Background: Blood stream infection is associated with high mortality and morbidity. Blood cultures are considered the gold standard for diagnosing bacteremia in sepsis patients. However, blood culture results may take at least 12 to 24 hours for a positive result and may even be complicated by contamination. Procalcitonin (PCT) a biomarker for bacterial infection is a test with a quick turn-over time of less than 20 minutes and blood sample as little as 0.5mL. The purpose of this study is to identify whether procalcitonin level can be used to determine the risk of bacteremia in hospitalized patients.
Methods: Retrospective analysis of medical records of adult hospitalized patients with suspected bacterial infection and PCT and blood cultures drawn within 24 hours from January 1, 2017 to April 30, 2017 was done in a tertiary medium-sized hospital. A total of 339 records were included for analysis. Based on our lab results procalcitonin value < 0.5 ng/mL defined as low and 0.5 or above defined as elevated procalcitonin. Sensitivity, specificity, positive predictive value and negative predictive value were calculated to assess the performance of procalcitonin levels and blood stream infection. A generalized estimating equation (GEE) was then used to evaluate the differences in length of stay (LOS) and blood stream infection results between patients with high and low procalcitonin.
Results: The mean age was 66 ±17 years and 50% of patients were male.

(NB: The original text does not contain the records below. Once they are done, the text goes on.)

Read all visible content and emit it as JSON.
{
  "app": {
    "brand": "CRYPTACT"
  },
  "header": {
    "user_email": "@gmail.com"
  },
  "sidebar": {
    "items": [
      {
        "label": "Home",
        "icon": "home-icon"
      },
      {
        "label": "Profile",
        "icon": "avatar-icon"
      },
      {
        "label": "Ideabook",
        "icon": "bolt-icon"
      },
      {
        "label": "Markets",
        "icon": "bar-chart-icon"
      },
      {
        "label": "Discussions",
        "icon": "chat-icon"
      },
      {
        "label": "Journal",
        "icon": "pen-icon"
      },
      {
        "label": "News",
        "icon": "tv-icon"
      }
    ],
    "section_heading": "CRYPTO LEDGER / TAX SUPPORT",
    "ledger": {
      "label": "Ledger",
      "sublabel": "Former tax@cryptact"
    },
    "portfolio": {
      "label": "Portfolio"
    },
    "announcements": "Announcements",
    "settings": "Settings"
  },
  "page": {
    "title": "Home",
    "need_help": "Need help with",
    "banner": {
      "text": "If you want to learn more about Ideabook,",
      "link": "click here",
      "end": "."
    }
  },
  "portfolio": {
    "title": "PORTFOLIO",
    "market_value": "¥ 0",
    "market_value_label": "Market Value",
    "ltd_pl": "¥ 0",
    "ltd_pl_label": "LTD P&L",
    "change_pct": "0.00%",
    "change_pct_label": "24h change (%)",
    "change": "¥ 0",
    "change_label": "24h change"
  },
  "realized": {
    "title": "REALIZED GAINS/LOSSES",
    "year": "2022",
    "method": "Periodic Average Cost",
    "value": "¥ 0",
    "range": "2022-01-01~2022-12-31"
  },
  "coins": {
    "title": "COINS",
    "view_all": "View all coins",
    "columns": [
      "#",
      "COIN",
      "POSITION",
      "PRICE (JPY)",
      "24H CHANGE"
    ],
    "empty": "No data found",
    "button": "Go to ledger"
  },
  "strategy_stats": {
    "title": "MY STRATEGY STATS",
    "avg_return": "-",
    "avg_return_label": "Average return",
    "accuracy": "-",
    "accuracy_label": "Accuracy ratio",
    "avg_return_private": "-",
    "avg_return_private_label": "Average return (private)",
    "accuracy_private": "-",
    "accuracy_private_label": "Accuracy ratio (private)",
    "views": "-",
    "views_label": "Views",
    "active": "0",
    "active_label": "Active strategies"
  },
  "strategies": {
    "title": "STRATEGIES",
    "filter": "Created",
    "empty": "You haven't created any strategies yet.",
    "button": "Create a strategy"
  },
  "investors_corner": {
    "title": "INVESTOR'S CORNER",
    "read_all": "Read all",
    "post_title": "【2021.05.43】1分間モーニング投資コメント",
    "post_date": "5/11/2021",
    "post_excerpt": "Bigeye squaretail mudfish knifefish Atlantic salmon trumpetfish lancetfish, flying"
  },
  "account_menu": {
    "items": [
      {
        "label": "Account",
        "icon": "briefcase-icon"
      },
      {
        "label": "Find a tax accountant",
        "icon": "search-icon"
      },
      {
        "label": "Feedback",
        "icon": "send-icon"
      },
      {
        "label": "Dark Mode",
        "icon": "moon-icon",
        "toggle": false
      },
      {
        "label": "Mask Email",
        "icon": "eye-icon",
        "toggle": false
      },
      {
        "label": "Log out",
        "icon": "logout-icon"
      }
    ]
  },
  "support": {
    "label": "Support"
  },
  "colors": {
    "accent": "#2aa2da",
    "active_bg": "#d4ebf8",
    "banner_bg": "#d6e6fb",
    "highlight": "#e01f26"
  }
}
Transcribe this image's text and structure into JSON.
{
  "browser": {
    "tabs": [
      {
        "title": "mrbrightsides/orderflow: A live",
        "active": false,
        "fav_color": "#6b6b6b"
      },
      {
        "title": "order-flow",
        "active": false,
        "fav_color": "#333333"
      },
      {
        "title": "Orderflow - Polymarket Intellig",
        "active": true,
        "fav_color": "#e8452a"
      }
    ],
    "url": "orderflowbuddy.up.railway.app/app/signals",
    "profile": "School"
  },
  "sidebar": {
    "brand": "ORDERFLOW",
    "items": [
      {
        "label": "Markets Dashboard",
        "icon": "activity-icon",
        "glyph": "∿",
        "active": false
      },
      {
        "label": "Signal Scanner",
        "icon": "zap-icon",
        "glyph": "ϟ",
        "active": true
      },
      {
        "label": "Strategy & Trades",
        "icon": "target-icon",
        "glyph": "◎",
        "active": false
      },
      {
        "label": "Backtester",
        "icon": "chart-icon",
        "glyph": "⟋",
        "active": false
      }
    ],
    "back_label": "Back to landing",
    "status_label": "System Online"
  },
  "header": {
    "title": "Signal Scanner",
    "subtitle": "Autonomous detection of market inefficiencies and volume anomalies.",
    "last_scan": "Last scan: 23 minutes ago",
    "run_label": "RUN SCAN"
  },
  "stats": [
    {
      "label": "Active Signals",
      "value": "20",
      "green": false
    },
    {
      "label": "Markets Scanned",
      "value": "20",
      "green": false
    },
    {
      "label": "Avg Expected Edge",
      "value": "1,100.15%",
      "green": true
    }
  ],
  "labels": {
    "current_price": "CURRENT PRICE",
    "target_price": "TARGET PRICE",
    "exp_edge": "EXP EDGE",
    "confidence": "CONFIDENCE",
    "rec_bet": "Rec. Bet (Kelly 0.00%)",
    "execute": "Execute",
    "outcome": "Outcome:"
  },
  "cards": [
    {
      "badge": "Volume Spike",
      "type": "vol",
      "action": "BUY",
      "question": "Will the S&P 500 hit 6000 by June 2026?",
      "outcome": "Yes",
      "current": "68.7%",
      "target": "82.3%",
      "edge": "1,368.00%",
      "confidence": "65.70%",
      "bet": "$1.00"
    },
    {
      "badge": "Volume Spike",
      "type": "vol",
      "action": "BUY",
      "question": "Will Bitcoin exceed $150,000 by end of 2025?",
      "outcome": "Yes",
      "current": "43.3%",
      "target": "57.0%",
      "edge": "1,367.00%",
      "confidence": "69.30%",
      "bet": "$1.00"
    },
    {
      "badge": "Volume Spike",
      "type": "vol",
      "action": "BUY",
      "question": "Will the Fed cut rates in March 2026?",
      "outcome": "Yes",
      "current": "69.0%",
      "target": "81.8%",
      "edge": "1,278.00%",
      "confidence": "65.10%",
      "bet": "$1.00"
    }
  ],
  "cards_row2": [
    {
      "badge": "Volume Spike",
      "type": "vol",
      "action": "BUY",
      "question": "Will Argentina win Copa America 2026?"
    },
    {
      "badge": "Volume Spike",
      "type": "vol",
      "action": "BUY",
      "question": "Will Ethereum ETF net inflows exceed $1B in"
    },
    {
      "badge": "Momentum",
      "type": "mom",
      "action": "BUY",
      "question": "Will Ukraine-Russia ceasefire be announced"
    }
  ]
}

The performance measures of procalcitonin in determining blood stream infection showed a sensitivity of 64%; specificity of 65%; positive predictive value of 13% and negative predictive value of 96%. The over-all statistical accuracy rate was 65%. Patients who had a high procalcitonin level were younger compared to patients with low procalcitonin level (63±17 vs 69±18 yr, p=0.001). High procalcitonin level is associated with longer LOS (median=6 vs 4, p<0.001) and higher risk of blood stream infection (13% vs 4%, p=0.007). The differences were maintained even after adjusting for age differences in the two groups.
Conclusions: Our result shows that an elevated procalcitonin level may not accurately determine bacteremia. However, low procalcitonin can effectively rule out bacteremia. Further study is required to identify an optimal cut-off value to rule out blood stream infection.